Task prompt: Below is a listing to copy exactly; no image goes into the copy.

Given records:
►
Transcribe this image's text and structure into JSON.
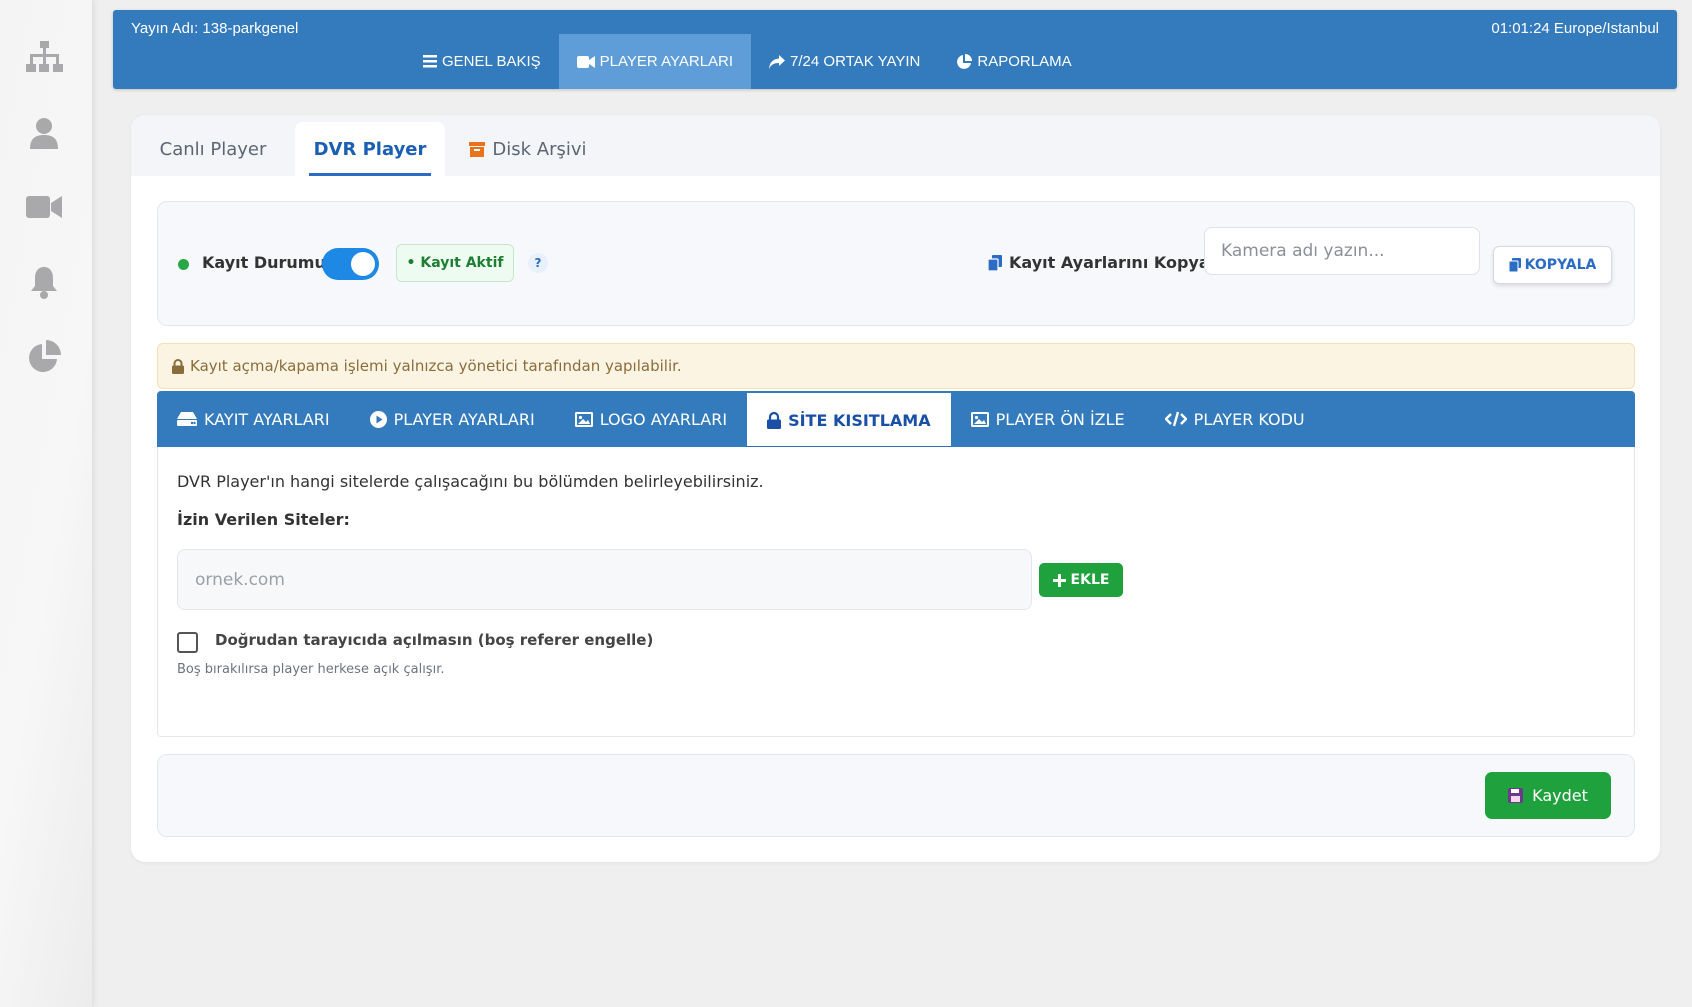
{
  "header": {
    "stream_name": "Yayın Adı: 138-parkgenel",
    "clock": "01:01:24 Europe/Istanbul",
    "nav": [
      {
        "label": "GENEL BAKIŞ",
        "icon": "list-icon"
      },
      {
        "label": "PLAYER AYARLARI",
        "icon": "video-camera-icon",
        "active": true
      },
      {
        "label": "7/24 ORTAK YAYIN",
        "icon": "share-icon"
      },
      {
        "label": "RAPORLAMA",
        "icon": "pie-chart-icon"
      }
    ]
  },
  "sidebar": {
    "icons": [
      "sitemap-icon",
      "user-icon",
      "video-camera-icon",
      "bell-icon",
      "pie-chart-icon"
    ],
    "color": "#a9a9ab"
  },
  "card_tabs": [
    {
      "label": "Canlı Player"
    },
    {
      "label": "DVR Player",
      "active": true
    },
    {
      "label": "Disk Arşivi",
      "icon": "archive-box-icon"
    }
  ],
  "status": {
    "label": "Kayıt Durumu:",
    "toggle_on": true,
    "badge": "• Kayıt Aktif",
    "help": "?",
    "copy_label": "Kayıt Ayarlarını Kopyala:",
    "copy_placeholder": "Kamera adı yazın...",
    "copy_button": "KOPYALA"
  },
  "warning": "Kayıt açma/kapama işlemi yalnızca yönetici tarafından yapılabilir.",
  "sub_tabs": [
    {
      "label": "KAYIT AYARLARI",
      "icon": "hard-drive-icon"
    },
    {
      "label": "PLAYER AYARLARI",
      "icon": "play-circle-icon"
    },
    {
      "label": "LOGO AYARLARI",
      "icon": "image-icon"
    },
    {
      "label": "SİTE KISITLAMA",
      "icon": "lock-icon",
      "active": true
    },
    {
      "label": "PLAYER ÖN İZLE",
      "icon": "image-icon"
    },
    {
      "label": "PLAYER KODU",
      "icon": "code-icon"
    }
  ],
  "site_restriction": {
    "description": "DVR Player'ın hangi sitelerde çalışacağını bu bölümden belirleyebilirsiniz.",
    "allowed_label": "İzin Verilen Siteler:",
    "site_placeholder": "ornek.com",
    "add_button": "EKLE",
    "checkbox_label": "Doğrudan tarayıcıda açılmasın (boş referer engelle)",
    "checkbox_checked": false,
    "hint": "Boş bırakılırsa player herkese açık çalışır."
  },
  "save_button": "Kaydet",
  "colors": {
    "primary": "#347bbd",
    "nav_active": "#5e9dd8",
    "success": "#1fa23e",
    "toggle": "#1e88e5",
    "warning_bg": "#fcf4e3",
    "warning_text": "#8a6d3b"
  }
}
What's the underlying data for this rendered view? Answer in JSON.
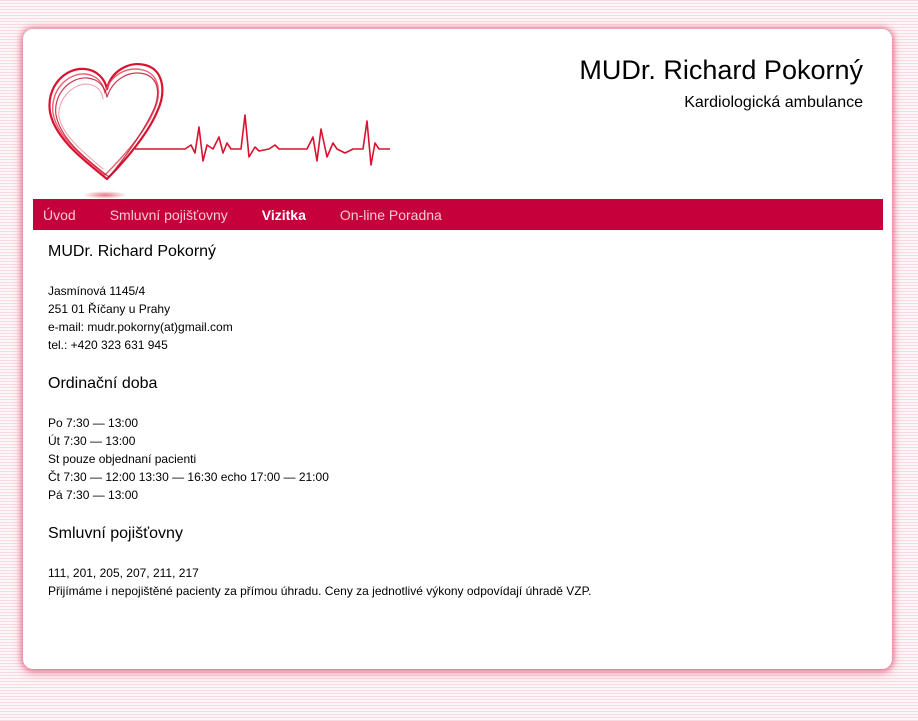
{
  "header": {
    "title": "MUDr. Richard Pokorný",
    "subtitle": "Kardiologická ambulance"
  },
  "nav": {
    "items": [
      {
        "label": "Úvod",
        "active": false
      },
      {
        "label": "Smluvní pojišťovny",
        "active": false
      },
      {
        "label": "Vizitka",
        "active": true
      },
      {
        "label": "On-line Poradna",
        "active": false
      }
    ]
  },
  "content": {
    "contact": {
      "heading": "MUDr. Richard Pokorný",
      "lines": [
        "Jasmínová 1145/4",
        "251 01 Říčany u Prahy",
        "e-mail: mudr.pokorny(at)gmail.com",
        "tel.: +420 323 631 945"
      ]
    },
    "hours": {
      "heading": "Ordinační doba",
      "lines": [
        "Po 7:30 — 13:00",
        "Út 7:30 — 13:00",
        "St pouze objednaní pacienti",
        "Čt 7:30 — 12:00 13:30 — 16:30 echo 17:00 — 21:00",
        "Pá 7:30 — 13:00"
      ]
    },
    "insurance": {
      "heading": "Smluvní pojišťovny",
      "lines": [
        "111, 201, 205, 207, 211, 217",
        "Přijímáme i nepojištěné pacienty za přímou úhradu. Ceny za jednotlivé výkony odpovídají úhradě VZP."
      ]
    }
  },
  "colors": {
    "brand": "#c6003a",
    "nav_text": "#f4cbd6",
    "page_bg": "#fbeef1"
  },
  "icons": {
    "logo": "heart-ecg-logo"
  }
}
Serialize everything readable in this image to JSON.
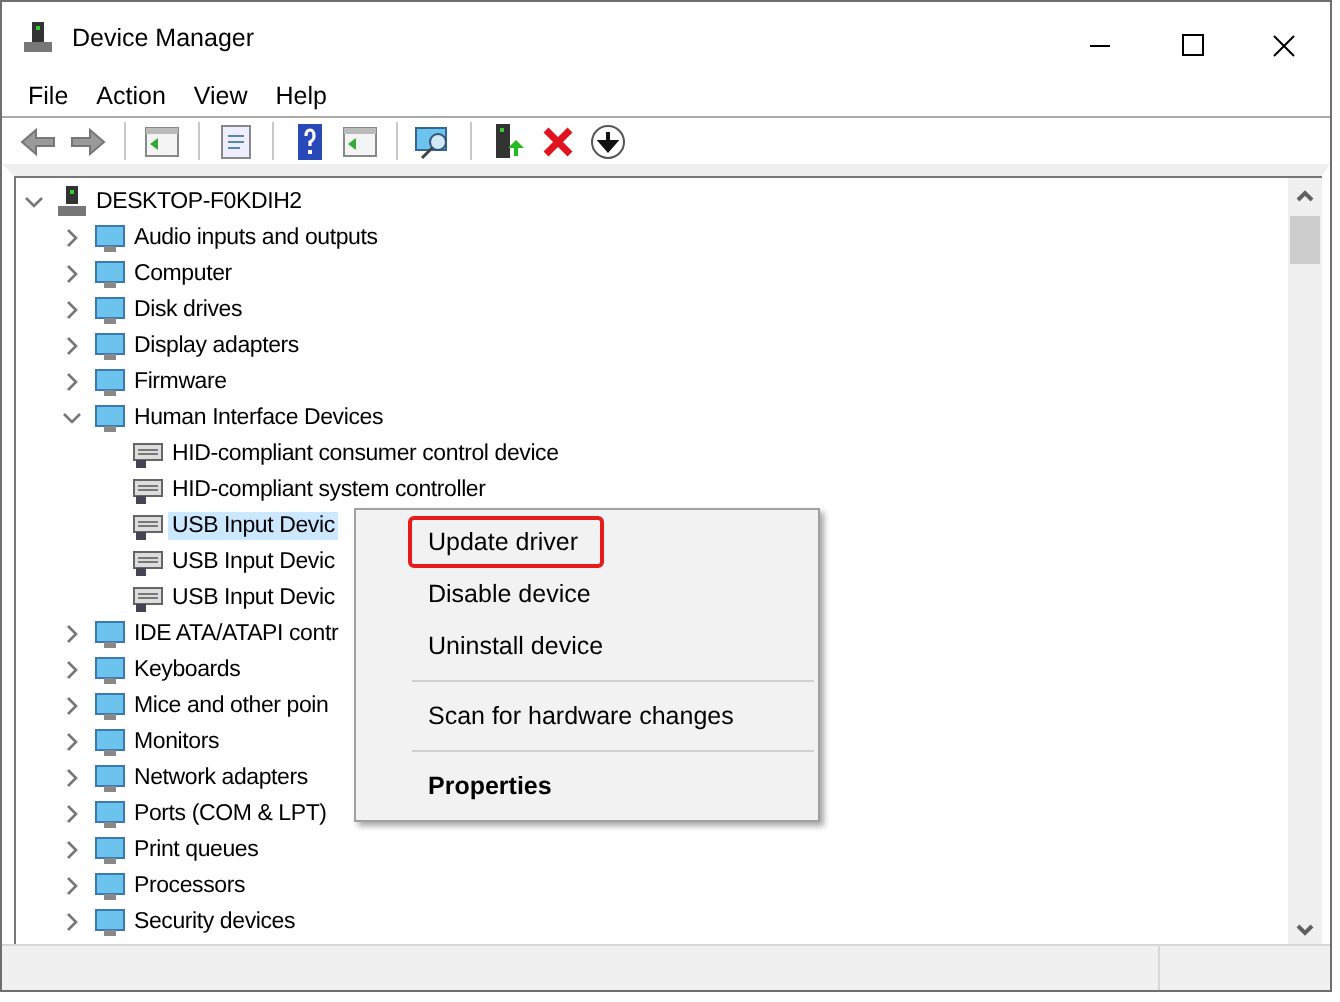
{
  "window": {
    "title": "Device Manager"
  },
  "menu_bar": [
    "File",
    "Action",
    "View",
    "Help"
  ],
  "tree": [
    {
      "label": "DESKTOP-F0KDIH2",
      "expanded": true,
      "selected": false,
      "children": [
        {
          "label": "Audio inputs and outputs",
          "expanded": false,
          "selected": false
        },
        {
          "label": "Computer",
          "expanded": false,
          "selected": false
        },
        {
          "label": "Disk drives",
          "expanded": false,
          "selected": false
        },
        {
          "label": "Display adapters",
          "expanded": false,
          "selected": false
        },
        {
          "label": "Firmware",
          "expanded": false,
          "selected": false
        },
        {
          "label": "Human Interface Devices",
          "expanded": true,
          "selected": false,
          "children": [
            {
              "label": "HID-compliant consumer control device",
              "selected": false
            },
            {
              "label": "HID-compliant system controller",
              "selected": false
            },
            {
              "label": "USB Input Devic",
              "selected": true
            },
            {
              "label": "USB Input Devic",
              "selected": false
            },
            {
              "label": "USB Input Devic",
              "selected": false
            }
          ]
        },
        {
          "label": "IDE ATA/ATAPI contr",
          "expanded": false,
          "selected": false
        },
        {
          "label": "Keyboards",
          "expanded": false,
          "selected": false
        },
        {
          "label": "Mice and other poin",
          "expanded": false,
          "selected": false
        },
        {
          "label": "Monitors",
          "expanded": false,
          "selected": false
        },
        {
          "label": "Network adapters",
          "expanded": false,
          "selected": false
        },
        {
          "label": "Ports (COM & LPT)",
          "expanded": false,
          "selected": false
        },
        {
          "label": "Print queues",
          "expanded": false,
          "selected": false
        },
        {
          "label": "Processors",
          "expanded": false,
          "selected": false
        },
        {
          "label": "Security devices",
          "expanded": false,
          "selected": false
        }
      ]
    }
  ],
  "context_menu": [
    {
      "label": "Update driver",
      "highlighted": true,
      "separator_before": false,
      "bold": false
    },
    {
      "label": "Disable device",
      "highlighted": false,
      "separator_before": false,
      "bold": false
    },
    {
      "label": "Uninstall device",
      "highlighted": false,
      "separator_before": false,
      "bold": false
    },
    {
      "label": "Scan for hardware changes",
      "highlighted": false,
      "separator_before": true,
      "bold": false
    },
    {
      "label": "Properties",
      "highlighted": false,
      "separator_before": true,
      "bold": true
    }
  ]
}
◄
Answer section:
Transcribe this image's text and structure into JSON.
{
  "header": {
    "stream_name": "Yayın Adı: 138-parkgenel",
    "clock": "01:01:24 Europe/Istanbul",
    "nav": [
      {
        "label": "GENEL BAKIŞ",
        "icon": "list-icon"
      },
      {
        "label": "PLAYER AYARLARI",
        "icon": "video-camera-icon",
        "active": true
      },
      {
        "label": "7/24 ORTAK YAYIN",
        "icon": "share-icon"
      },
      {
        "label": "RAPORLAMA",
        "icon": "pie-chart-icon"
      }
    ]
  },
  "sidebar": {
    "icons": [
      "sitemap-icon",
      "user-icon",
      "video-camera-icon",
      "bell-icon",
      "pie-chart-icon"
    ],
    "color": "#a9a9ab"
  },
  "card_tabs": [
    {
      "label": "Canlı Player"
    },
    {
      "label": "DVR Player",
      "active": true
    },
    {
      "label": "Disk Arşivi",
      "icon": "archive-box-icon"
    }
  ],
  "status": {
    "label": "Kayıt Durumu:",
    "toggle_on": true,
    "badge": "• Kayıt Aktif",
    "help": "?",
    "copy_label": "Kayıt Ayarlarını Kopyala:",
    "copy_placeholder": "Kamera adı yazın...",
    "copy_button": "KOPYALA"
  },
  "warning": "Kayıt açma/kapama işlemi yalnızca yönetici tarafından yapılabilir.",
  "sub_tabs": [
    {
      "label": "KAYIT AYARLARI",
      "icon": "hard-drive-icon"
    },
    {
      "label": "PLAYER AYARLARI",
      "icon": "play-circle-icon"
    },
    {
      "label": "LOGO AYARLARI",
      "icon": "image-icon"
    },
    {
      "label": "SİTE KISITLAMA",
      "icon": "lock-icon",
      "active": true
    },
    {
      "label": "PLAYER ÖN İZLE",
      "icon": "image-icon"
    },
    {
      "label": "PLAYER KODU",
      "icon": "code-icon"
    }
  ],
  "site_restriction": {
    "description": "DVR Player'ın hangi sitelerde çalışacağını bu bölümden belirleyebilirsiniz.",
    "allowed_label": "İzin Verilen Siteler:",
    "site_placeholder": "ornek.com",
    "add_button": "EKLE",
    "checkbox_label": "Doğrudan tarayıcıda açılmasın (boş referer engelle)",
    "checkbox_checked": false,
    "hint": "Boş bırakılırsa player herkese açık çalışır."
  },
  "save_button": "Kaydet",
  "colors": {
    "primary": "#347bbd",
    "nav_active": "#5e9dd8",
    "success": "#1fa23e",
    "toggle": "#1e88e5",
    "warning_bg": "#fcf4e3",
    "warning_text": "#8a6d3b"
  }
}
What's the underlying data for this rendered view? Answer in JSON.
{
  "header": {
    "title": "MUDr. Richard Pokorný",
    "subtitle": "Kardiologická ambulance"
  },
  "nav": {
    "items": [
      {
        "label": "Úvod",
        "active": false
      },
      {
        "label": "Smluvní pojišťovny",
        "active": false
      },
      {
        "label": "Vizitka",
        "active": true
      },
      {
        "label": "On-line Poradna",
        "active": false
      }
    ]
  },
  "content": {
    "contact": {
      "heading": "MUDr. Richard Pokorný",
      "lines": [
        "Jasmínová 1145/4",
        "251 01 Říčany u Prahy",
        "e-mail: mudr.pokorny(at)gmail.com",
        "tel.: +420 323 631 945"
      ]
    },
    "hours": {
      "heading": "Ordinační doba",
      "lines": [
        "Po 7:30 — 13:00",
        "Út 7:30 — 13:00",
        "St pouze objednaní pacienti",
        "Čt 7:30 — 12:00 13:30 — 16:30 echo 17:00 — 21:00",
        "Pá 7:30 — 13:00"
      ]
    },
    "insurance": {
      "heading": "Smluvní pojišťovny",
      "lines": [
        "111, 201, 205, 207, 211, 217",
        "Přijímáme i nepojištěné pacienty za přímou úhradu. Ceny za jednotlivé výkony odpovídají úhradě VZP."
      ]
    }
  },
  "colors": {
    "brand": "#c6003a",
    "nav_text": "#f4cbd6",
    "page_bg": "#fbeef1"
  },
  "icons": {
    "logo": "heart-ecg-logo"
  }
}
Serialize everything readable in this image to JSON.
{
  "window": {
    "title": "Device Manager"
  },
  "menu_bar": [
    "File",
    "Action",
    "View",
    "Help"
  ],
  "tree": [
    {
      "label": "DESKTOP-F0KDIH2",
      "expanded": true,
      "selected": false,
      "children": [
        {
          "label": "Audio inputs and outputs",
          "expanded": false,
          "selected": false
        },
        {
          "label": "Computer",
          "expanded": false,
          "selected": false
        },
        {
          "label": "Disk drives",
          "expanded": false,
          "selected": false
        },
        {
          "label": "Display adapters",
          "expanded": false,
          "selected": false
        },
        {
          "label": "Firmware",
          "expanded": false,
          "selected": false
        },
        {
          "label": "Human Interface Devices",
          "expanded": true,
          "selected": false,
          "children": [
            {
              "label": "HID-compliant consumer control device",
              "selected": false
            },
            {
              "label": "HID-compliant system controller",
              "selected": false
            },
            {
              "label": "USB Input Devic",
              "selected": true
            },
            {
              "label": "USB Input Devic",
              "selected": false
            },
            {
              "label": "USB Input Devic",
              "selected": false
            }
          ]
        },
        {
          "label": "IDE ATA/ATAPI contr",
          "expanded": false,
          "selected": false
        },
        {
          "label": "Keyboards",
          "expanded": false,
          "selected": false
        },
        {
          "label": "Mice and other poin",
          "expanded": false,
          "selected": false
        },
        {
          "label": "Monitors",
          "expanded": false,
          "selected": false
        },
        {
          "label": "Network adapters",
          "expanded": false,
          "selected": false
        },
        {
          "label": "Ports (COM & LPT)",
          "expanded": false,
          "selected": false
        },
        {
          "label": "Print queues",
          "expanded": false,
          "selected": false
        },
        {
          "label": "Processors",
          "expanded": false,
          "selected": false
        },
        {
          "label": "Security devices",
          "expanded": false,
          "selected": false
        }
      ]
    }
  ],
  "context_menu": [
    {
      "label": "Update driver",
      "highlighted": true,
      "separator_before": false,
      "bold": false
    },
    {
      "label": "Disable device",
      "highlighted": false,
      "separator_before": false,
      "bold": false
    },
    {
      "label": "Uninstall device",
      "highlighted": false,
      "separator_before": false,
      "bold": false
    },
    {
      "label": "Scan for hardware changes",
      "highlighted": false,
      "separator_before": true,
      "bold": false
    },
    {
      "label": "Properties",
      "highlighted": false,
      "separator_before": true,
      "bold": true
    }
  ]
}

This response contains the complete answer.